* _Aim of the task_
Within the records below, find each line with the word "JSON" and copy it out.

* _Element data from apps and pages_
▬▬▬▬▬▬▬▬▬▬
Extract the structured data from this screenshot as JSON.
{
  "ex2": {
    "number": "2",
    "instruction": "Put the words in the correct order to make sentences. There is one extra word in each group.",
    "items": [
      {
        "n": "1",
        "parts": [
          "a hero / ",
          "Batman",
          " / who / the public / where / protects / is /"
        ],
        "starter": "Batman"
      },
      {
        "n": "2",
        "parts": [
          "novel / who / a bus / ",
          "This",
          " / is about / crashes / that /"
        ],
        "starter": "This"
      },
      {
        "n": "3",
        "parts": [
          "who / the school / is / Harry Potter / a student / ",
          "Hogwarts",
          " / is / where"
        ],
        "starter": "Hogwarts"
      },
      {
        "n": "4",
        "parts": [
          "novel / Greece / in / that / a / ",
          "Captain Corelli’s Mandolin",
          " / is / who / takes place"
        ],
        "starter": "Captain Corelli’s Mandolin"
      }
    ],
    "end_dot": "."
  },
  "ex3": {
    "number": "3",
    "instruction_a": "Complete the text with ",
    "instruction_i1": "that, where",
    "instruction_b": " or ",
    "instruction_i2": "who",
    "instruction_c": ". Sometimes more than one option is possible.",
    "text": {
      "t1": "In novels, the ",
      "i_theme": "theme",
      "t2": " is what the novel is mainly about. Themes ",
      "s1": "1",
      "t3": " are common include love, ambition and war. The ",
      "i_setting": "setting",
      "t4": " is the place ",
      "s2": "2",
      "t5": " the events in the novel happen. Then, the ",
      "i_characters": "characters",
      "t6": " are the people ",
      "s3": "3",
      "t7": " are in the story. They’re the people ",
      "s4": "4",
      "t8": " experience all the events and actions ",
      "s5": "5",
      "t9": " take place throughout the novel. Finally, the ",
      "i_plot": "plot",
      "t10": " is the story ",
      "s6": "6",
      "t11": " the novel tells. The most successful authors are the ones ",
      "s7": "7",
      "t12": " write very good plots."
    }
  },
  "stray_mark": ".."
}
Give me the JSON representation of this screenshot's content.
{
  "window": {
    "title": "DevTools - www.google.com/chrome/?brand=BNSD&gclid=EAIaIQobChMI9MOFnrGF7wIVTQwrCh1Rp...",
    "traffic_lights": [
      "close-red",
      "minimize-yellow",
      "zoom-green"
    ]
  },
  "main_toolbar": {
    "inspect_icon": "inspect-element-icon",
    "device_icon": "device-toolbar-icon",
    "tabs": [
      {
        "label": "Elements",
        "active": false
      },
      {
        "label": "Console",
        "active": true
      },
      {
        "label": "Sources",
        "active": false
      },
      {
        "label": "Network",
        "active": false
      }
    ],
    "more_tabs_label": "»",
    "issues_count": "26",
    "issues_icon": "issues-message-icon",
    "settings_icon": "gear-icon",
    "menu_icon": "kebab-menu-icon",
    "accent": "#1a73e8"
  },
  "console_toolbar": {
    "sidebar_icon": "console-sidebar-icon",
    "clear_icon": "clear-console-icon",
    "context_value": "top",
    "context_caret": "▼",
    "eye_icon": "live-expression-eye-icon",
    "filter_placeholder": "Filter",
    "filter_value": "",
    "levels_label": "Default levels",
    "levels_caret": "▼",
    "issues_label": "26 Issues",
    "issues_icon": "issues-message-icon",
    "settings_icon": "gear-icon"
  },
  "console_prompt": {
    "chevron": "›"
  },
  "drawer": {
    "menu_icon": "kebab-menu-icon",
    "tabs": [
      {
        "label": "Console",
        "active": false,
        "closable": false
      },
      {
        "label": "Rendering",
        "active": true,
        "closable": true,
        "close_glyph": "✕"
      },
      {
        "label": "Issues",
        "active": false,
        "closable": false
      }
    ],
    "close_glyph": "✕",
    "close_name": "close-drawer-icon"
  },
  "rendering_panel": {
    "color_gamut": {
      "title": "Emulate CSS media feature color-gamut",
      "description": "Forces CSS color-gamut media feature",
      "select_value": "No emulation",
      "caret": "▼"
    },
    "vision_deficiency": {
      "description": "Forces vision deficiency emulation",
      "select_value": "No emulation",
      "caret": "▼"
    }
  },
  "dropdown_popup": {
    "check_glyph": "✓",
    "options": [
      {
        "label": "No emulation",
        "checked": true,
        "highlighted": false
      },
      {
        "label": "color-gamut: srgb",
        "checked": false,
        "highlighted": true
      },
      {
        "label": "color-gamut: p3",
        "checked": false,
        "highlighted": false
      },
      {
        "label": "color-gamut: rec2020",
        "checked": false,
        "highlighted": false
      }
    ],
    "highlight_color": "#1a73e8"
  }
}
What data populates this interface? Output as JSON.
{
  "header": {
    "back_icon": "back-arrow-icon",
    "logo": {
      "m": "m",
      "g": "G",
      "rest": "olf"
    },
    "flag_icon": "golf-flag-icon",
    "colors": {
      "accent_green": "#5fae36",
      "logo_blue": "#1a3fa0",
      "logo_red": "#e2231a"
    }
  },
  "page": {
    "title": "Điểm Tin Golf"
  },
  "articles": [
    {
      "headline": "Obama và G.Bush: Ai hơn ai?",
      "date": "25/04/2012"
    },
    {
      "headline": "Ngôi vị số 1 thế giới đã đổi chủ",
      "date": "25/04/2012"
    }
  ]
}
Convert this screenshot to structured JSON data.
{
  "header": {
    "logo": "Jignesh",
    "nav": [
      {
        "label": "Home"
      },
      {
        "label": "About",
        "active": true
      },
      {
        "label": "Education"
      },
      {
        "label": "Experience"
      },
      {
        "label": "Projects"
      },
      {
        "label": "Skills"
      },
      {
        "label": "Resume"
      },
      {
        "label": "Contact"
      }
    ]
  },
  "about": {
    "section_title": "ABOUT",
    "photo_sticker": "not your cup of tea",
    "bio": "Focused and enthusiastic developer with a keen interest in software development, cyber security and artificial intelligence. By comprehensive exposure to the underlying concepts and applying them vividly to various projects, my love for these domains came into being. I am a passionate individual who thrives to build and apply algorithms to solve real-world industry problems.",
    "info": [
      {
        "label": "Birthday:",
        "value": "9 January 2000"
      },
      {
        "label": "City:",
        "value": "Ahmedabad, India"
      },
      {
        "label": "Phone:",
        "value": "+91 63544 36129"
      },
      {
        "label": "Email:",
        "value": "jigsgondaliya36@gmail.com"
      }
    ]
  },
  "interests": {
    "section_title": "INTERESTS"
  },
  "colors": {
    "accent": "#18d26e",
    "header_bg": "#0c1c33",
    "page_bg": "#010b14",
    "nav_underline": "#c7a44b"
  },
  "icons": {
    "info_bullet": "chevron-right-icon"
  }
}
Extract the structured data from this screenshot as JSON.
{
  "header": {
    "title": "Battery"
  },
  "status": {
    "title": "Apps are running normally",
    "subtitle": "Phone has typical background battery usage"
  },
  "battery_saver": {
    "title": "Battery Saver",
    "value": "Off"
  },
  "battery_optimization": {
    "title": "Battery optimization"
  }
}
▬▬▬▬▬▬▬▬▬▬
* _Exercise result_
Extract the structured data from this screenshot as JSON.
Give me the JSON representation of this screenshot's content.
What data populates this interface? Output as JSON.
Convert this screenshot to structured JSON data.
Extract the structured data from this screenshot as JSON.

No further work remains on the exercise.